■ **Your task**
Look for the word "Maklumat". Copy every line of the listing where it occurs.

---- Data provided

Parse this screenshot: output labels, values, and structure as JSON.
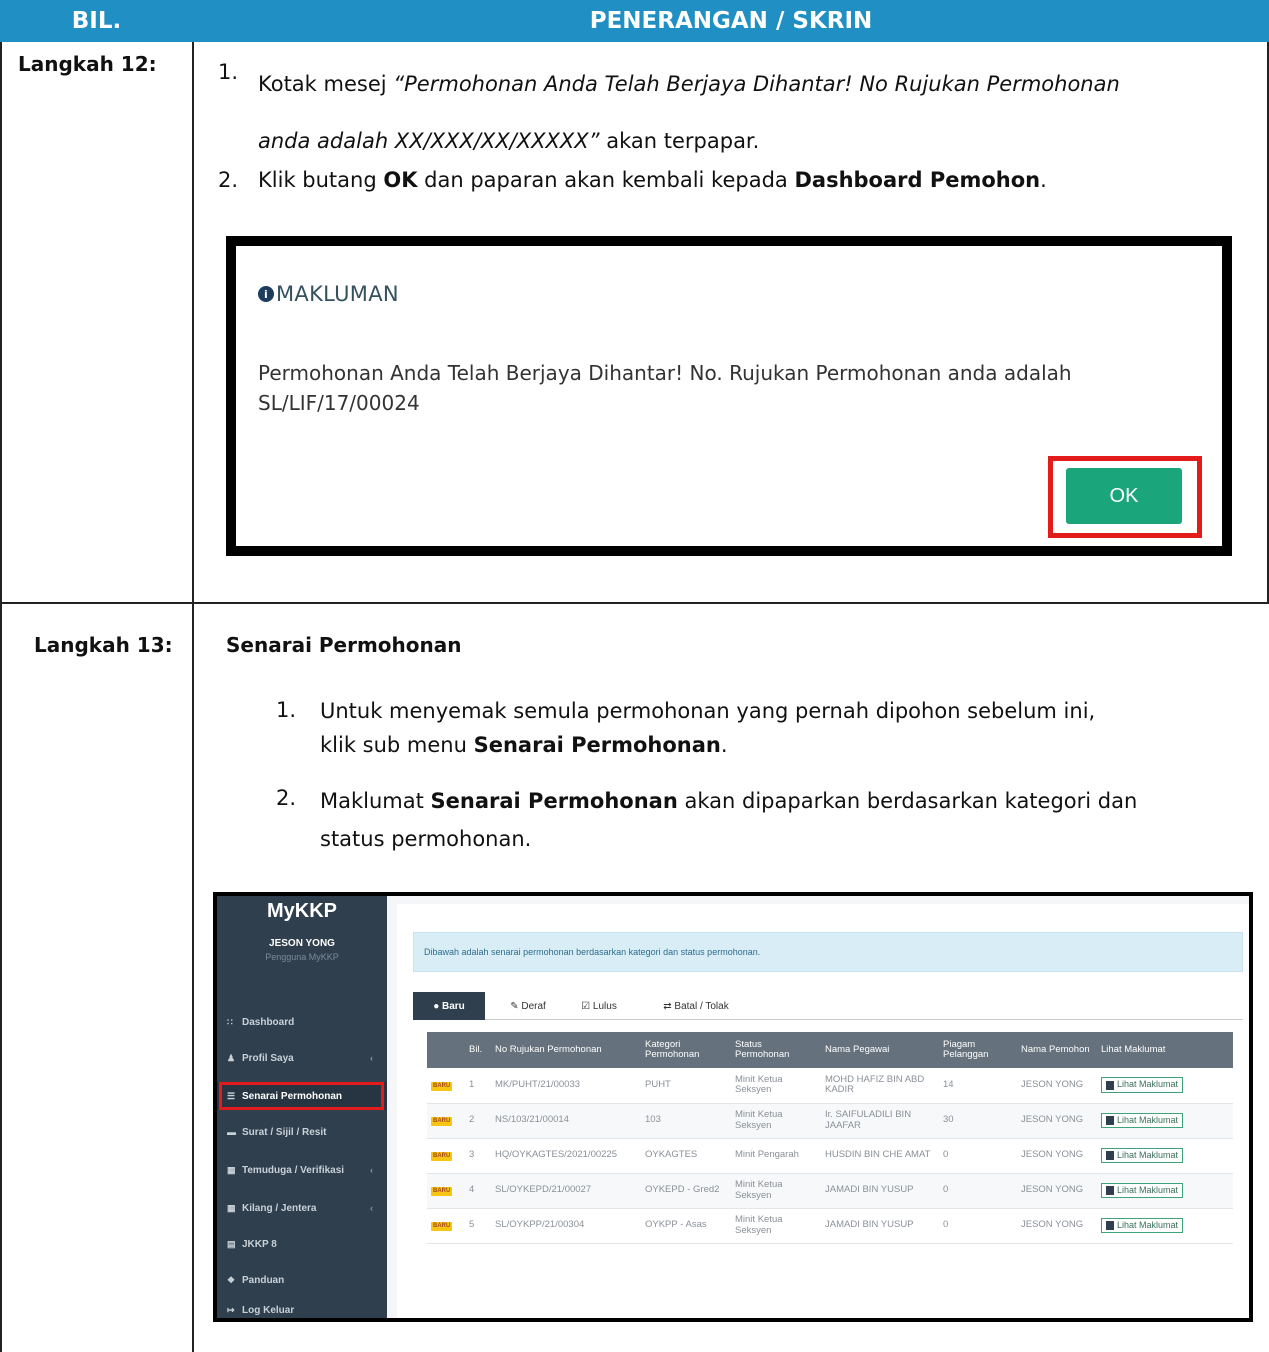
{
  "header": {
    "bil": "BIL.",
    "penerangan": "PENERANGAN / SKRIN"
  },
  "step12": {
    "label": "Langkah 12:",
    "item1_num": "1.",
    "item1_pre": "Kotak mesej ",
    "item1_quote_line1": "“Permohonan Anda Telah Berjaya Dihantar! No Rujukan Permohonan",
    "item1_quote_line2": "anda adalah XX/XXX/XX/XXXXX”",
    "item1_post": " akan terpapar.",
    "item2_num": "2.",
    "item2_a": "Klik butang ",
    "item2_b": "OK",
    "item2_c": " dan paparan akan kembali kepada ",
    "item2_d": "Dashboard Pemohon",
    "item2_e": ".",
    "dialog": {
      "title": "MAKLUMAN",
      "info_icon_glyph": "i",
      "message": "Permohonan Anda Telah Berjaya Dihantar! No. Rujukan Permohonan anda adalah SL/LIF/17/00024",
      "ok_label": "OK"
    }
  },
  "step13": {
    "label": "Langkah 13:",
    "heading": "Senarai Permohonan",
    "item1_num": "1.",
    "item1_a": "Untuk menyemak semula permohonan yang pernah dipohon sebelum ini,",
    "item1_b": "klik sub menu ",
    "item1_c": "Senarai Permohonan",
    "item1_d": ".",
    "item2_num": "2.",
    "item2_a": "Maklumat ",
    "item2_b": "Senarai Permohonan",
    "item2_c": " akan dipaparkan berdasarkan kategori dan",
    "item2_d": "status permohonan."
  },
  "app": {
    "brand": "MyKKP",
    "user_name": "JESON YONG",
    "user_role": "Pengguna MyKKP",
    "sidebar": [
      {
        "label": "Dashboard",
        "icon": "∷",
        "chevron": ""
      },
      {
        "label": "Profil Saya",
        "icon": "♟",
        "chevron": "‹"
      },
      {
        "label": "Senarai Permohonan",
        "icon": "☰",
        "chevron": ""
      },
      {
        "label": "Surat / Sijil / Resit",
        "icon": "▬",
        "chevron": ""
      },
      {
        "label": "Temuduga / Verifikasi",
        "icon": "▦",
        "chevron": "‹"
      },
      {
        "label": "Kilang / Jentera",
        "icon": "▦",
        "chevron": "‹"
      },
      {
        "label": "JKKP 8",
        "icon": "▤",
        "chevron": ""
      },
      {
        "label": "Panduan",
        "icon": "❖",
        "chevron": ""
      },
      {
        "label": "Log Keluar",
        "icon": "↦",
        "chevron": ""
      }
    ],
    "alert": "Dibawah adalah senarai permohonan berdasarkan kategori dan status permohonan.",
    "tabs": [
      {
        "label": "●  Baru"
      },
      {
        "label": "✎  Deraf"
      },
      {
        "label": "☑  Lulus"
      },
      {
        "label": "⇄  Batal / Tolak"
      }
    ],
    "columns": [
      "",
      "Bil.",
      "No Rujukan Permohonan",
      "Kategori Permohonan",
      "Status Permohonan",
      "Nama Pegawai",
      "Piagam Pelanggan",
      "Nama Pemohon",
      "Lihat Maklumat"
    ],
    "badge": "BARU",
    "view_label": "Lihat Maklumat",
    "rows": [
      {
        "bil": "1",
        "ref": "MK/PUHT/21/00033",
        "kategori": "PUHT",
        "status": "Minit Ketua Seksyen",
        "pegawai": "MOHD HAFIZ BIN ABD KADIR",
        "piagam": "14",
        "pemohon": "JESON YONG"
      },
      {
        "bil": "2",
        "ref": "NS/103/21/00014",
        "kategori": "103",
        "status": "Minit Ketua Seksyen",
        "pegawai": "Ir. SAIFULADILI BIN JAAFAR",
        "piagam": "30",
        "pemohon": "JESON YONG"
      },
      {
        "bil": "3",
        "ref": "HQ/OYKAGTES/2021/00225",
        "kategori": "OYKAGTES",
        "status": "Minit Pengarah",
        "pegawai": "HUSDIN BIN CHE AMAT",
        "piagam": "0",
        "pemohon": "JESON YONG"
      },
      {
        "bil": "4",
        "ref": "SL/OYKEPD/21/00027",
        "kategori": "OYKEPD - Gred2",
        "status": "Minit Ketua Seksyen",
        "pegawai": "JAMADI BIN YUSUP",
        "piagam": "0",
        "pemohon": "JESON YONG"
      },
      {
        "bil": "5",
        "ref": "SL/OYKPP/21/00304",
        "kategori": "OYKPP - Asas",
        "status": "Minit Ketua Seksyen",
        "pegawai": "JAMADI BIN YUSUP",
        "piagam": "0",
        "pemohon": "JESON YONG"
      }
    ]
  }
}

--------
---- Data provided

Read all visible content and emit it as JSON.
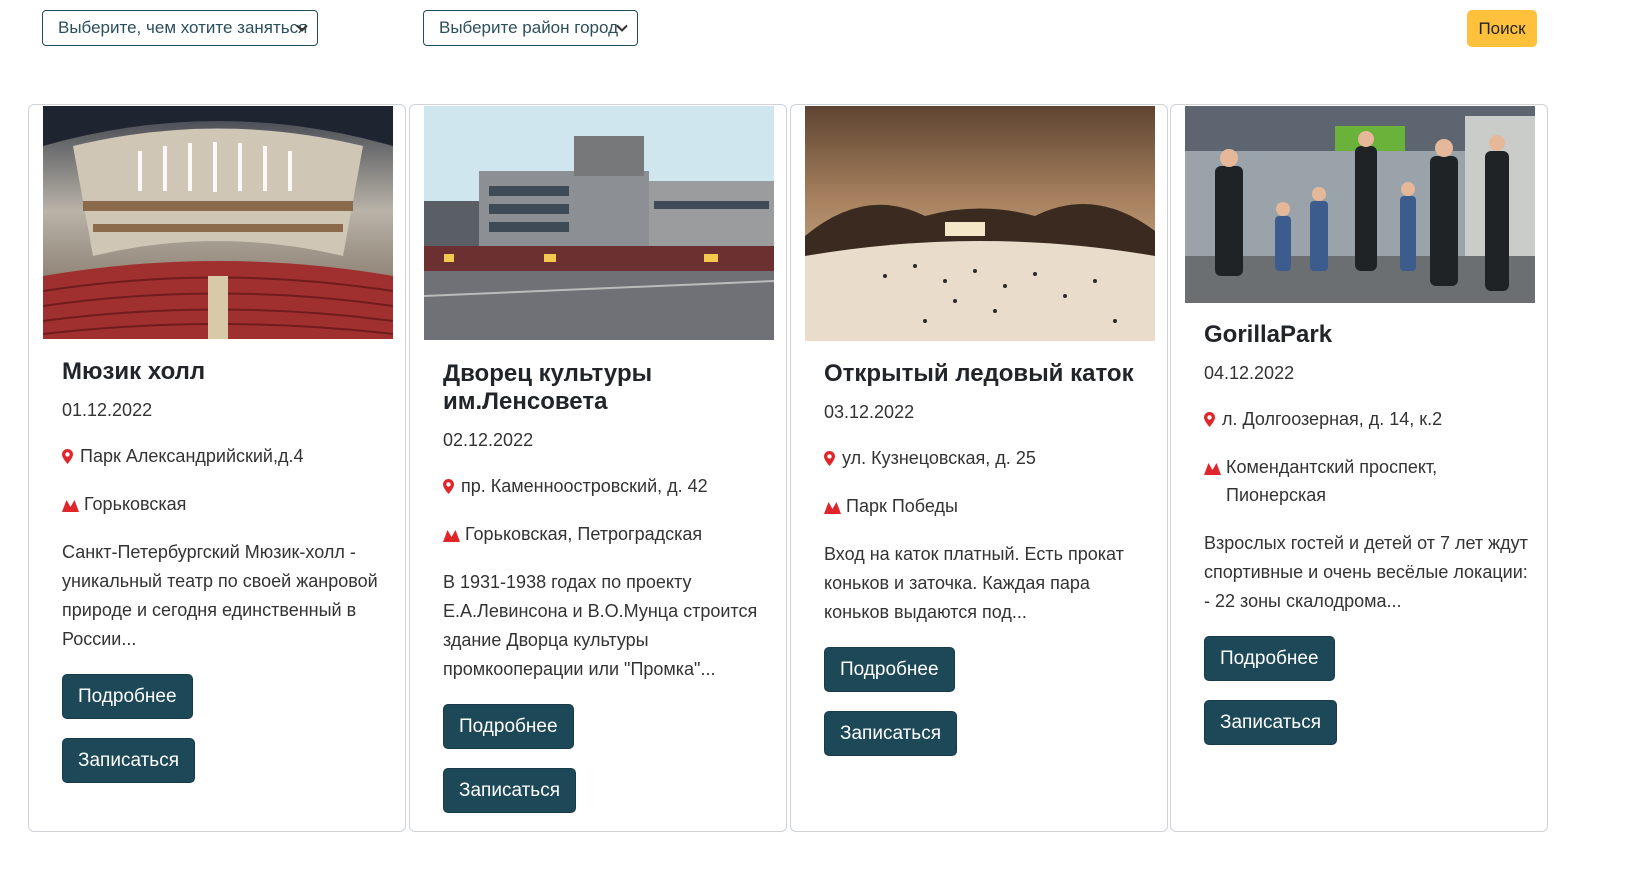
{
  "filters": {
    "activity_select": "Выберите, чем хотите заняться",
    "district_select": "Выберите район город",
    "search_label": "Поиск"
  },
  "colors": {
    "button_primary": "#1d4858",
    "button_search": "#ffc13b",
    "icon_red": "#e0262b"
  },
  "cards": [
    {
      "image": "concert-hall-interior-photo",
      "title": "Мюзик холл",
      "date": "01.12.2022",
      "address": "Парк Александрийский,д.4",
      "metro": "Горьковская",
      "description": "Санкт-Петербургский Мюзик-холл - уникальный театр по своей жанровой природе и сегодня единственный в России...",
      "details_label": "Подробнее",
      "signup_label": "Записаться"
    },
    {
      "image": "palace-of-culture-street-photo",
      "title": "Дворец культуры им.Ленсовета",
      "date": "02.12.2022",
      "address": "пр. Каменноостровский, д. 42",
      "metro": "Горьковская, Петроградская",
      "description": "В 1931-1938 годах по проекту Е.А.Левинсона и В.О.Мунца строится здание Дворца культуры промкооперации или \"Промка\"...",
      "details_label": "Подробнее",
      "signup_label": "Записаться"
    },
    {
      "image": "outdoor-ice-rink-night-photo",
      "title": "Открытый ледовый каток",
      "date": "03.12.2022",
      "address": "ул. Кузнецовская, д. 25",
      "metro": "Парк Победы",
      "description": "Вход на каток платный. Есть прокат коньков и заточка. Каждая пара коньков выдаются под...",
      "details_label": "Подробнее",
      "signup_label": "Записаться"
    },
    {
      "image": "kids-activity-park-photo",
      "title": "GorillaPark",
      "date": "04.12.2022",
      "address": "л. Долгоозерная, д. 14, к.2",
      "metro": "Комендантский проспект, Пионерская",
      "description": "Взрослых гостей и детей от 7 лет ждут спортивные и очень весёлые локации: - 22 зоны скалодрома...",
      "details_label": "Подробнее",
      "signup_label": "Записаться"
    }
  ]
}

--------

■ **Answer below**
    "item2_a": "Maklumat ",
      "Lihat Maklumat"
    "view_label": "Lihat Maklumat",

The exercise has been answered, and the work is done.